"The Big 12 North division defeated the Big 12 South division in head-to-head, regular-season matchups last year for the first time in nine years. Here's how the matchups have gone in the Big 12 era:
1996: North, 12-61997: North, 11-71998: North, 10-81999: Tied, 9-92000: South, 10-82001: Tied, 9-92002: South, 11-72003: South, 12-62004: South, 15-32005: South, 11-72006: South, 13-52007: North, 10-8
780 total votes.
Comparing the Big 12 North football division to the Big 12 South division a few years ago used to be like comparing the NBA Eastern Conference to the Western Conference.
It never really took much thought. The answer was more obvious than a question on one of Jim Harrick's basketball exams at the University of Georgia.
Nowadays, it's different. There has been a shift of power in the last year in the Big 12. Thanks to a recent trend, the following statement next fall won't sound as senseless as it did just two years ago: The Big 12 North is a superior division to the Big 12 South.

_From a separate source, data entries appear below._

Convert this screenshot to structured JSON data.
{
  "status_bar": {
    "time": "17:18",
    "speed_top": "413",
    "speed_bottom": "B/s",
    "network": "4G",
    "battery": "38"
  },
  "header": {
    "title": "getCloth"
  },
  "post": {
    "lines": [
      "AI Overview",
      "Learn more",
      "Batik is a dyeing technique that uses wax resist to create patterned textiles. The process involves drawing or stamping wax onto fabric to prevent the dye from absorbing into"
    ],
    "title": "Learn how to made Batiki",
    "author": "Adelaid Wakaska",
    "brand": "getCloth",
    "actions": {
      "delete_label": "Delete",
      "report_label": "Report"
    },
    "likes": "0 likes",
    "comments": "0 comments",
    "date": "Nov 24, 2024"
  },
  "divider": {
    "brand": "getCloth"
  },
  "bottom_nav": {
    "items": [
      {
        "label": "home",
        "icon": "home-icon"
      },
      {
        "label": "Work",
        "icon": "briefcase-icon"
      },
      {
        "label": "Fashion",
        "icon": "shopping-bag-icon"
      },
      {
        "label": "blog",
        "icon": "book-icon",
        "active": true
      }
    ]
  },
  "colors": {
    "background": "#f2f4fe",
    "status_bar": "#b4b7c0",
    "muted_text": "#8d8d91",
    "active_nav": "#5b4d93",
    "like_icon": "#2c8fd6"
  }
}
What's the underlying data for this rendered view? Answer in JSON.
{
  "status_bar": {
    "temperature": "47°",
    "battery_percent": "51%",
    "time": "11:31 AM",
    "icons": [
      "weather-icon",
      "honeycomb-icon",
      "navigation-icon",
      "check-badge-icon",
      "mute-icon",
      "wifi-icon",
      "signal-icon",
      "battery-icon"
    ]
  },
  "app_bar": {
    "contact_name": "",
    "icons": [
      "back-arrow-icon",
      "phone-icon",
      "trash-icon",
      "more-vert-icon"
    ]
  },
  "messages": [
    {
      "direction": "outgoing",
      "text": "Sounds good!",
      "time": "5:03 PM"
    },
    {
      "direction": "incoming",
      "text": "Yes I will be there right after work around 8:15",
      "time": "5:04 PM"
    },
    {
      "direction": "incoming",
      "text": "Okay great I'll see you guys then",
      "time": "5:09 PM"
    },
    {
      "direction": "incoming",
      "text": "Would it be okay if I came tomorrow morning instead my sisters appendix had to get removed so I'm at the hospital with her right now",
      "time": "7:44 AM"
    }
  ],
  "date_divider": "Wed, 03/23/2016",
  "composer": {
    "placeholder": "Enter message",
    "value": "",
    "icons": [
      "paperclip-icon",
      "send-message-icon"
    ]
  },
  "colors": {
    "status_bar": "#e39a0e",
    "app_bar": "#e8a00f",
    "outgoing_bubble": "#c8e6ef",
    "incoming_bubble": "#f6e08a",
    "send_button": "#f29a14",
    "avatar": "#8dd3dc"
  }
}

Crazy? Thanks to Kansas and Missouri, not so crazy anymore.
Consider that last year was the first time in nine years the Big 12 North won more head-to-head battles against the Big 12 South. The North went 10-8 against the South in 18 regular-season games.
Kansas and Missouri, both 7-1 in 2007, brought the North to a level not seen in the division since 1999, when K-State and Nebraska both were 7-1 in the conference.
There's no reason the Big 12 North's supremacy should last just one year. Looking ahead to 2008, it's not out of the question for the North to trump the South again.
Missouri, which represented the North in the 2007 Big 12 Championship game, will have expectations to get back there. Everyone knows about 2007 Heisman finalist Chase Daniel, but what will make the Tigers a likely preseason Top-10 team is what will return around Daniel: home run threat wide receiver/special teams returner Jeremy Maclin and running/receiving threat Derrick Washington, the tailback. Furthermore, Missouri will return 10 starters on defense.
Kansas could start the year near the Top 10 as well. KU returns Todd Reesing and will surround him with a plethora of weapons, including running backs Jake Sharp and Jocques Crawford, who led all junior-college running backs with 1,935 rushing yards last year. Reesing loses Marcus Henry from the receiving corps, but will return Dezmon Briscoe, Dexton Fields and Kerry Meier. The KU defense is experienced, particularly in the secondary and at linebacker.
Nebraska has to be better than last year, when it went 2-6 in the Big 12 and gave up 37.9 points per game. First-year coach Bo Pelini, who was the defensive coordinator for LSU's championship team last season, should help.
Colorado, after a 4-4 conference season, also should be on the rise. Freshman running back Darrell Scott, one of the top recruits in the nation, should take pressure off quarterback Cody Hawkins. CU won't have to play OU or Texas Tech and drew UT at home.
The shift of power started last season, and it likely won't be fully recognized until the North wins the Big 12 championship, something it hasn't done in five years. It's up to these four teams to make it happen.